**YOUR GOAL:**
The full listing below should be printed word for word.

**EXTRACTED RECORDS:**
-- Opening Marker --
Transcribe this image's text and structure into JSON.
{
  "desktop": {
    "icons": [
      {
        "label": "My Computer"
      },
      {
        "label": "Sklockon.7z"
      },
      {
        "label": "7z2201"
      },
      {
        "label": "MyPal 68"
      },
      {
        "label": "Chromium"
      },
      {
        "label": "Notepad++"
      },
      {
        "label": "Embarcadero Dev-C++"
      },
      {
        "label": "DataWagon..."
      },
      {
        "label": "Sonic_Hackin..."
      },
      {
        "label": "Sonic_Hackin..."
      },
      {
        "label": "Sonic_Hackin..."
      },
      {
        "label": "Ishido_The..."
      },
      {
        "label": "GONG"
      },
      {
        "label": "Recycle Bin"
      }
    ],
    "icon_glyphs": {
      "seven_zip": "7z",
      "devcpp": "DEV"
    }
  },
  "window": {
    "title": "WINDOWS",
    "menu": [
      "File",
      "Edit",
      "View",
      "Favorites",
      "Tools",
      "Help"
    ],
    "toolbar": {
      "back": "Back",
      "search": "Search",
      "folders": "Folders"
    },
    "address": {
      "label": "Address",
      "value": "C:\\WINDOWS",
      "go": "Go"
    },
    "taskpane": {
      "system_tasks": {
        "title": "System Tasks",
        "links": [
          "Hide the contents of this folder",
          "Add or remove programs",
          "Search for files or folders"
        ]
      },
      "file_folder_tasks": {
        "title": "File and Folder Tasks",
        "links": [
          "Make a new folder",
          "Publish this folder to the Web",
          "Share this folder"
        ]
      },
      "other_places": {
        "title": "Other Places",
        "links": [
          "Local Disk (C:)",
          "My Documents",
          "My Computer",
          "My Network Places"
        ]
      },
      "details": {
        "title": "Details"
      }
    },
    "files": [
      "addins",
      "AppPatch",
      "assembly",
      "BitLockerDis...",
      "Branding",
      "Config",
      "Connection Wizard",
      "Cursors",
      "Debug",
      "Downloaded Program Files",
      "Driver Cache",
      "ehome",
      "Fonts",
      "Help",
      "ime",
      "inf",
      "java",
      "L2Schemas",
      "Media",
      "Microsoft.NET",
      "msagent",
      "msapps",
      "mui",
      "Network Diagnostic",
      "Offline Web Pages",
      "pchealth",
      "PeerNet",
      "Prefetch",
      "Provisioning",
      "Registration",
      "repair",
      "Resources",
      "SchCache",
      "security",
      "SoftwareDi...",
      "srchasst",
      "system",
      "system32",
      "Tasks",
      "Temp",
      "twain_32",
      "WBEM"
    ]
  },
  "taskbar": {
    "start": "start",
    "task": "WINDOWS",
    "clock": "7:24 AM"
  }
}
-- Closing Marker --
**WRITTEN REPLY:**
Transcribe this image's text and structure into JSON.
{
  "desktop": {
    "icons": [
      {
        "label": "My Computer"
      },
      {
        "label": "Sklockon.7z"
      },
      {
        "label": "7z2201"
      },
      {
        "label": "MyPal 68"
      },
      {
        "label": "Chromium"
      },
      {
        "label": "Notepad++"
      },
      {
        "label": "Embarcadero Dev-C++"
      },
      {
        "label": "DataWagon..."
      },
      {
        "label": "Sonic_Hackin..."
      },
      {
        "label": "Sonic_Hackin..."
      },
      {
        "label": "Sonic_Hackin..."
      },
      {
        "label": "Ishido_The..."
      },
      {
        "label": "GONG"
      },
      {
        "label": "Recycle Bin"
      }
    ],
    "icon_glyphs": {
      "seven_zip": "7z",
      "devcpp": "DEV"
    }
  },
  "window": {
    "title": "WINDOWS",
    "menu": [
      "File",
      "Edit",
      "View",
      "Favorites",
      "Tools",
      "Help"
    ],
    "toolbar": {
      "back": "Back",
      "search": "Search",
      "folders": "Folders"
    },
    "address": {
      "label": "Address",
      "value": "C:\\WINDOWS",
      "go": "Go"
    },
    "taskpane": {
      "system_tasks": {
        "title": "System Tasks",
        "links": [
          "Hide the contents of this folder",
          "Add or remove programs",
          "Search for files or folders"
        ]
      },
      "file_folder_tasks": {
        "title": "File and Folder Tasks",
        "links": [
          "Make a new folder",
          "Publish this folder to the Web",
          "Share this folder"
        ]
      },
      "other_places": {
        "title": "Other Places",
        "links": [
          "Local Disk (C:)",
          "My Documents",
          "My Computer",
          "My Network Places"
        ]
      },
      "details": {
        "title": "Details"
      }
    },
    "files": [
      "addins",
      "AppPatch",
      "assembly",
      "BitLockerDis...",
      "Branding",
      "Config",
      "Connection Wizard",
      "Cursors",
      "Debug",
      "Downloaded Program Files",
      "Driver Cache",
      "ehome",
      "Fonts",
      "Help",
      "ime",
      "inf",
      "java",
      "L2Schemas",
      "Media",
      "Microsoft.NET",
      "msagent",
      "msapps",
      "mui",
      "Network Diagnostic",
      "Offline Web Pages",
      "pchealth",
      "PeerNet",
      "Prefetch",
      "Provisioning",
      "Registration",
      "repair",
      "Resources",
      "SchCache",
      "security",
      "SoftwareDi...",
      "srchasst",
      "system",
      "system32",
      "Tasks",
      "Temp",
      "twain_32",
      "WBEM"
    ]
  },
  "taskbar": {
    "start": "start",
    "task": "WINDOWS",
    "clock": "7:24 AM"
  }
}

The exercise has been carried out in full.